What you should do
Work out how many lines in the records include the word "username", then answer with nothing but that number.

Provided data
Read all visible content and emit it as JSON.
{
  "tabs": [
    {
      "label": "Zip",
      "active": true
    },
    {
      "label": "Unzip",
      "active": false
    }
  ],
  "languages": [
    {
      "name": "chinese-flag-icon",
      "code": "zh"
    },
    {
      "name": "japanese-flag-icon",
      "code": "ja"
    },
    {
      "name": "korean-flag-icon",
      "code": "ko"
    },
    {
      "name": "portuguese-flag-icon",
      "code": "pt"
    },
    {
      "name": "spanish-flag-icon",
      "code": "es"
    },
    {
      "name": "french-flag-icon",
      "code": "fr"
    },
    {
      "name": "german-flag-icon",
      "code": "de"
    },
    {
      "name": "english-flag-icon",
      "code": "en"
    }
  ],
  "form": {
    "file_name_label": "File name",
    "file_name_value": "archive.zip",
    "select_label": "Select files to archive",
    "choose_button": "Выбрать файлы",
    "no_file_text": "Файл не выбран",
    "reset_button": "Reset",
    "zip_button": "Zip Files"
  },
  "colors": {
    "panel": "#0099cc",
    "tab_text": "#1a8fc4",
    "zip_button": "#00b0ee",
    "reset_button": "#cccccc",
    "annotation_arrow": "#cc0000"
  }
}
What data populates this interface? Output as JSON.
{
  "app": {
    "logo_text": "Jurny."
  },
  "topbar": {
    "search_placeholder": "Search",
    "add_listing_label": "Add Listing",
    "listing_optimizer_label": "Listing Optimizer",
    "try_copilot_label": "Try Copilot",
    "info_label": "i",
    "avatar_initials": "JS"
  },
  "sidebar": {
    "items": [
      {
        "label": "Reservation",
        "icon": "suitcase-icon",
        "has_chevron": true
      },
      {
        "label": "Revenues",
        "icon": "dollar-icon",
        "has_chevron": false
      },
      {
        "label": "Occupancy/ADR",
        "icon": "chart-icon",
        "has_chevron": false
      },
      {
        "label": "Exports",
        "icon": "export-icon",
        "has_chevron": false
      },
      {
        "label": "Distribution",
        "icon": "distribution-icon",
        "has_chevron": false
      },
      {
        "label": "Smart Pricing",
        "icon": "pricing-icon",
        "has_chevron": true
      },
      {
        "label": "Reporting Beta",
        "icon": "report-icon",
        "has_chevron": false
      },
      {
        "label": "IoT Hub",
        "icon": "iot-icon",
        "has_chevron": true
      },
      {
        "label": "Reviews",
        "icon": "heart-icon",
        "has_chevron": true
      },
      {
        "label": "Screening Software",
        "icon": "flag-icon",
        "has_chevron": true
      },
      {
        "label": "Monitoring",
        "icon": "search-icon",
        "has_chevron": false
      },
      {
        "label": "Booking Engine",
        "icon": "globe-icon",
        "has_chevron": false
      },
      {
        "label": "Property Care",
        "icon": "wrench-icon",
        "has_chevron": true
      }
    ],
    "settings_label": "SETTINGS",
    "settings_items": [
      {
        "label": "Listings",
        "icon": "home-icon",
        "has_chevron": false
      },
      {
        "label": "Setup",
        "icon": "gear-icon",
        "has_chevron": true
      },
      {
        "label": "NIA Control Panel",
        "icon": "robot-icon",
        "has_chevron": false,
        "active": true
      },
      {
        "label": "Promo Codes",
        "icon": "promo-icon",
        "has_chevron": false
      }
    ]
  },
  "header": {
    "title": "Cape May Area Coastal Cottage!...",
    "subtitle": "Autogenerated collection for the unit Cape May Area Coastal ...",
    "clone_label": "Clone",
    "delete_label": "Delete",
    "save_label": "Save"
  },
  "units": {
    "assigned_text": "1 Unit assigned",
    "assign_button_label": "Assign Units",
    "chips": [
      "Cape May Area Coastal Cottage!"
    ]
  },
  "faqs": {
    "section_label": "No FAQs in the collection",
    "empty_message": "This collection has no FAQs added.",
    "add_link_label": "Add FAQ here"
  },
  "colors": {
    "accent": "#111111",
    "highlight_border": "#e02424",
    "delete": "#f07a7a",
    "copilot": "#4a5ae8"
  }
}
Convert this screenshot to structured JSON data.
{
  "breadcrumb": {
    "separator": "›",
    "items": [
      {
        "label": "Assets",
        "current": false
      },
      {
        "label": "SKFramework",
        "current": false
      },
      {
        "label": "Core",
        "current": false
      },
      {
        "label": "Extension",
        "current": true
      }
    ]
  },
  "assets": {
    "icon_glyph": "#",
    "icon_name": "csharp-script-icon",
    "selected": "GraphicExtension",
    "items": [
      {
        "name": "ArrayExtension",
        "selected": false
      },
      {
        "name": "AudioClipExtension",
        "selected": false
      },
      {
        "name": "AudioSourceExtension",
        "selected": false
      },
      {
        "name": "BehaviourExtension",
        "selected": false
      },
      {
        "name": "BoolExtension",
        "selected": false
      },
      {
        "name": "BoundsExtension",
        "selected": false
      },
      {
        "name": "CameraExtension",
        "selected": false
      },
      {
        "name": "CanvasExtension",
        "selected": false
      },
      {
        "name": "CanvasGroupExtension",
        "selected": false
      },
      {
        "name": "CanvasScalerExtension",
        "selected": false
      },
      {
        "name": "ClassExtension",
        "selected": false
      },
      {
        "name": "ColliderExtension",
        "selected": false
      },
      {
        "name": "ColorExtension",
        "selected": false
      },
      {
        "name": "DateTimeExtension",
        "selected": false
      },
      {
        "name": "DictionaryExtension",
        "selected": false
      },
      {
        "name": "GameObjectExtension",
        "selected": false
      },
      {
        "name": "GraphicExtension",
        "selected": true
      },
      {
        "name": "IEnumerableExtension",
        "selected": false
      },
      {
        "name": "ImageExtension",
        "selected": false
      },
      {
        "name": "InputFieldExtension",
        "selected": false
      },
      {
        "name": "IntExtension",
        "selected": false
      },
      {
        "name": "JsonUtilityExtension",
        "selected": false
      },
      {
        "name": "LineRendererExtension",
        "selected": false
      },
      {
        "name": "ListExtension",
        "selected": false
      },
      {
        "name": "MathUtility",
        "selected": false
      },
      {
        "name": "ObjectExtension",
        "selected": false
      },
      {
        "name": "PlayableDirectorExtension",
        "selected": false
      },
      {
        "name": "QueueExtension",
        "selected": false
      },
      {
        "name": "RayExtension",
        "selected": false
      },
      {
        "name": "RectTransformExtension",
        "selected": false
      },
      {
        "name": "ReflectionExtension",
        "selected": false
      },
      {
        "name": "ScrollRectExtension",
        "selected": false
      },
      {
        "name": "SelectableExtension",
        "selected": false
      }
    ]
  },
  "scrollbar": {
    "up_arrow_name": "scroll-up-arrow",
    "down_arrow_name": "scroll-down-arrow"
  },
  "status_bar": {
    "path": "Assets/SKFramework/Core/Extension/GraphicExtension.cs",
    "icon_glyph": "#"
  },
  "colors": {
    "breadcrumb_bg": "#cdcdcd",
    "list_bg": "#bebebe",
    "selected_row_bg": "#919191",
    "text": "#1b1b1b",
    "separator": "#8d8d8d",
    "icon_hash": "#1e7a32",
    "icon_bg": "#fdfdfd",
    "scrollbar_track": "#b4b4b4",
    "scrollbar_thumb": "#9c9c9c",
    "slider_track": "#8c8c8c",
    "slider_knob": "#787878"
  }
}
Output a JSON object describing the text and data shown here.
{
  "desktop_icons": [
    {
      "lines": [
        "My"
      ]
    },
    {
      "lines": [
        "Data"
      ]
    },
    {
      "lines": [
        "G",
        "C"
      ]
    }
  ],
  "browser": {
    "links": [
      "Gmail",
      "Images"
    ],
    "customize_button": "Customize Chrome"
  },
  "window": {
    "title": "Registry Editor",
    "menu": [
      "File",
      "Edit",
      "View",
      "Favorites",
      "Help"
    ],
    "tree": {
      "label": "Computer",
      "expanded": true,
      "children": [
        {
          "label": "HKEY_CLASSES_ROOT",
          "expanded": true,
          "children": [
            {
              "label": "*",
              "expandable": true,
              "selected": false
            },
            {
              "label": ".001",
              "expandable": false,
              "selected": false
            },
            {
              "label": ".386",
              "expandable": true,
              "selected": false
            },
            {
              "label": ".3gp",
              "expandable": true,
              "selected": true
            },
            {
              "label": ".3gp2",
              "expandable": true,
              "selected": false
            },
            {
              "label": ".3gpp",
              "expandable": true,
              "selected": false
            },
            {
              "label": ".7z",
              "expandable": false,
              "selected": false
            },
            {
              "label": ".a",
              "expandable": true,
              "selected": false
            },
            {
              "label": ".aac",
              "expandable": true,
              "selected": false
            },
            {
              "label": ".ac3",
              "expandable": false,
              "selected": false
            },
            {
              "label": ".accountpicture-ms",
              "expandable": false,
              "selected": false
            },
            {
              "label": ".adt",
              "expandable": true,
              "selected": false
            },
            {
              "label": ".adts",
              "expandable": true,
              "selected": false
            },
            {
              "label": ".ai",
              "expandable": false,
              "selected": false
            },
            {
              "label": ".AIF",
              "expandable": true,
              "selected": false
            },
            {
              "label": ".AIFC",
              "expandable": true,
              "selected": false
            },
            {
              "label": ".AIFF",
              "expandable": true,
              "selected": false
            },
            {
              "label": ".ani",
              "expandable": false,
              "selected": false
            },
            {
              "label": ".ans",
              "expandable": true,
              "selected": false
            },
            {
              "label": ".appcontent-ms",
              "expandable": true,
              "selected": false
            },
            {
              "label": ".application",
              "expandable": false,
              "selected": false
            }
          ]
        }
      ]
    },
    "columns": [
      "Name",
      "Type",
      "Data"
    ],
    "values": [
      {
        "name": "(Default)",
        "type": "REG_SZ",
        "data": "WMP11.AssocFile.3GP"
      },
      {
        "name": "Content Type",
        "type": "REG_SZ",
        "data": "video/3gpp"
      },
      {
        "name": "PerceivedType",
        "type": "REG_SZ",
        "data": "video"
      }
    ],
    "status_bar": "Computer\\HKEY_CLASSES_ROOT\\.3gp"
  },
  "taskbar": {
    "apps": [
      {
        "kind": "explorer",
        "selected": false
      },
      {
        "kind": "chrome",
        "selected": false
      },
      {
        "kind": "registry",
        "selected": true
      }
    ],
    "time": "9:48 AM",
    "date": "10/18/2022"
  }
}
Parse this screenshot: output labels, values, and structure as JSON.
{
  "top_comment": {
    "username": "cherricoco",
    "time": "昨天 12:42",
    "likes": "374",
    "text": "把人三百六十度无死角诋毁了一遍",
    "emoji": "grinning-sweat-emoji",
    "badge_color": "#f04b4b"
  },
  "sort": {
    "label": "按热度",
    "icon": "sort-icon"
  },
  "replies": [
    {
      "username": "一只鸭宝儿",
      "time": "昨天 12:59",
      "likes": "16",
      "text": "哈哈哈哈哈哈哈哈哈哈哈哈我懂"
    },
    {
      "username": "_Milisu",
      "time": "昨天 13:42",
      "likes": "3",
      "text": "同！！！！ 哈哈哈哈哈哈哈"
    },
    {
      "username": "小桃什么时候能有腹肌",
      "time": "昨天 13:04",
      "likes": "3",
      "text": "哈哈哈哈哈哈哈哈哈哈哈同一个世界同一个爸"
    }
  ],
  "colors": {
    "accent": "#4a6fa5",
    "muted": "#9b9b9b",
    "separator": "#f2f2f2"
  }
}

Final answer
4